→ **Required action**
Repeat every entry word for word; omit all pictures.
====== Data excerpts ======
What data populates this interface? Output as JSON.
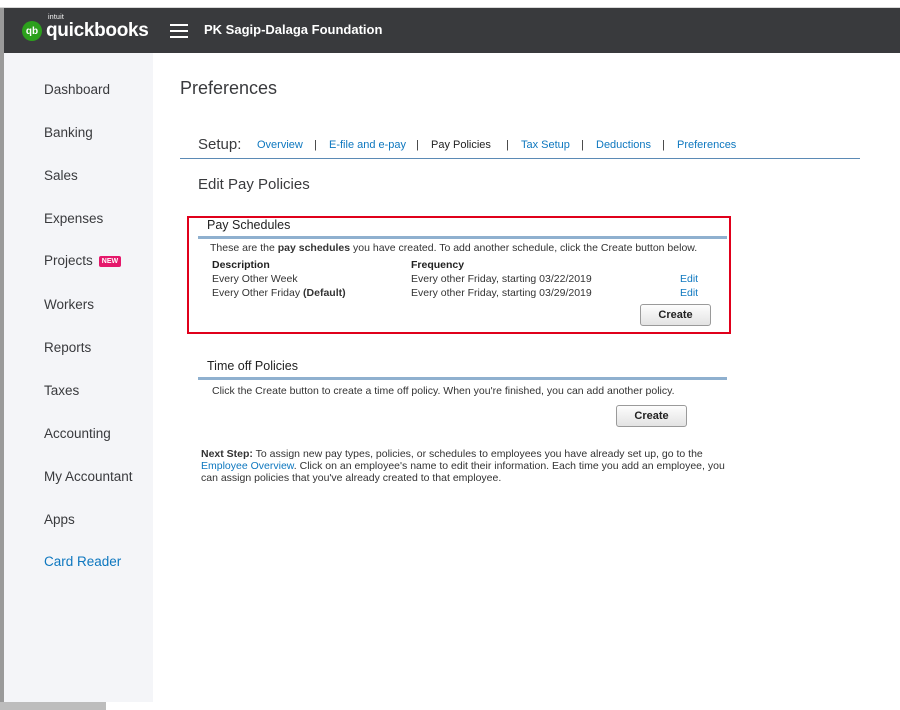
{
  "header": {
    "logo_badge": "qb",
    "logo_intuit": "intuit",
    "logo_text": "quickbooks",
    "company_name": "PK Sagip-Dalaga Foundation"
  },
  "sidebar": {
    "items": [
      {
        "label": "Dashboard"
      },
      {
        "label": "Banking"
      },
      {
        "label": "Sales"
      },
      {
        "label": "Expenses"
      },
      {
        "label": "Projects",
        "badge": "NEW"
      },
      {
        "label": "Workers"
      },
      {
        "label": "Reports"
      },
      {
        "label": "Taxes"
      },
      {
        "label": "Accounting"
      },
      {
        "label": "My Accountant"
      },
      {
        "label": "Apps"
      },
      {
        "label": "Card Reader"
      }
    ]
  },
  "main": {
    "page_title": "Preferences",
    "setup_label": "Setup:",
    "tabs": [
      {
        "label": "Overview"
      },
      {
        "label": "E-file and e-pay"
      },
      {
        "label": "Pay Policies"
      },
      {
        "label": "Tax Setup"
      },
      {
        "label": "Deductions"
      },
      {
        "label": "Preferences"
      }
    ],
    "separator": "|",
    "section_title": "Edit Pay Policies",
    "pay_schedules": {
      "title": "Pay Schedules",
      "intro_before": "These are the ",
      "intro_bold": "pay schedules",
      "intro_after": " you have created. To add another schedule, click the Create button below.",
      "col_description": "Description",
      "col_frequency": "Frequency",
      "rows": [
        {
          "description": "Every Other Week",
          "default_tag": "",
          "frequency": "Every other Friday, starting 03/22/2019",
          "edit": "Edit"
        },
        {
          "description": "Every Other Friday ",
          "default_tag": "(Default)",
          "frequency": "Every other Friday, starting 03/29/2019",
          "edit": "Edit"
        }
      ],
      "create_label": "Create"
    },
    "time_off": {
      "title": "Time off Policies",
      "intro": "Click the Create button to create a time off policy. When you're finished, you can add another policy.",
      "create_label": "Create"
    },
    "next_step": {
      "label": "Next Step:",
      "text_before": " To assign new pay types, policies, or schedules to employees you have already set up, go to the ",
      "link": "Employee Overview",
      "text_after": ". Click on an employee's name to edit their information. Each time you add an employee, you can assign policies that you've already created to that employee."
    }
  },
  "colors": {
    "header_bg": "#393a3d",
    "sidebar_bg": "#f4f5f8",
    "link": "#0d77bf",
    "highlight_box": "#e0001b",
    "brand_green": "#2ca01c",
    "new_badge": "#e5186b"
  }
}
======
→ **Task result**
What data populates this interface? Output as JSON.
{
  "header": {
    "logo_badge": "qb",
    "logo_intuit": "intuit",
    "logo_text": "quickbooks",
    "company_name": "PK Sagip-Dalaga Foundation"
  },
  "sidebar": {
    "items": [
      {
        "label": "Dashboard"
      },
      {
        "label": "Banking"
      },
      {
        "label": "Sales"
      },
      {
        "label": "Expenses"
      },
      {
        "label": "Projects",
        "badge": "NEW"
      },
      {
        "label": "Workers"
      },
      {
        "label": "Reports"
      },
      {
        "label": "Taxes"
      },
      {
        "label": "Accounting"
      },
      {
        "label": "My Accountant"
      },
      {
        "label": "Apps"
      },
      {
        "label": "Card Reader"
      }
    ]
  },
  "main": {
    "page_title": "Preferences",
    "setup_label": "Setup:",
    "tabs": [
      {
        "label": "Overview"
      },
      {
        "label": "E-file and e-pay"
      },
      {
        "label": "Pay Policies"
      },
      {
        "label": "Tax Setup"
      },
      {
        "label": "Deductions"
      },
      {
        "label": "Preferences"
      }
    ],
    "separator": "|",
    "section_title": "Edit Pay Policies",
    "pay_schedules": {
      "title": "Pay Schedules",
      "intro_before": "These are the ",
      "intro_bold": "pay schedules",
      "intro_after": " you have created. To add another schedule, click the Create button below.",
      "col_description": "Description",
      "col_frequency": "Frequency",
      "rows": [
        {
          "description": "Every Other Week",
          "default_tag": "",
          "frequency": "Every other Friday, starting 03/22/2019",
          "edit": "Edit"
        },
        {
          "description": "Every Other Friday ",
          "default_tag": "(Default)",
          "frequency": "Every other Friday, starting 03/29/2019",
          "edit": "Edit"
        }
      ],
      "create_label": "Create"
    },
    "time_off": {
      "title": "Time off Policies",
      "intro": "Click the Create button to create a time off policy. When you're finished, you can add another policy.",
      "create_label": "Create"
    },
    "next_step": {
      "label": "Next Step:",
      "text_before": " To assign new pay types, policies, or schedules to employees you have already set up, go to the ",
      "link": "Employee Overview",
      "text_after": ". Click on an employee's name to edit their information. Each time you add an employee, you can assign policies that you've already created to that employee."
    }
  },
  "colors": {
    "header_bg": "#393a3d",
    "sidebar_bg": "#f4f5f8",
    "link": "#0d77bf",
    "highlight_box": "#e0001b",
    "brand_green": "#2ca01c",
    "new_badge": "#e5186b"
  }
}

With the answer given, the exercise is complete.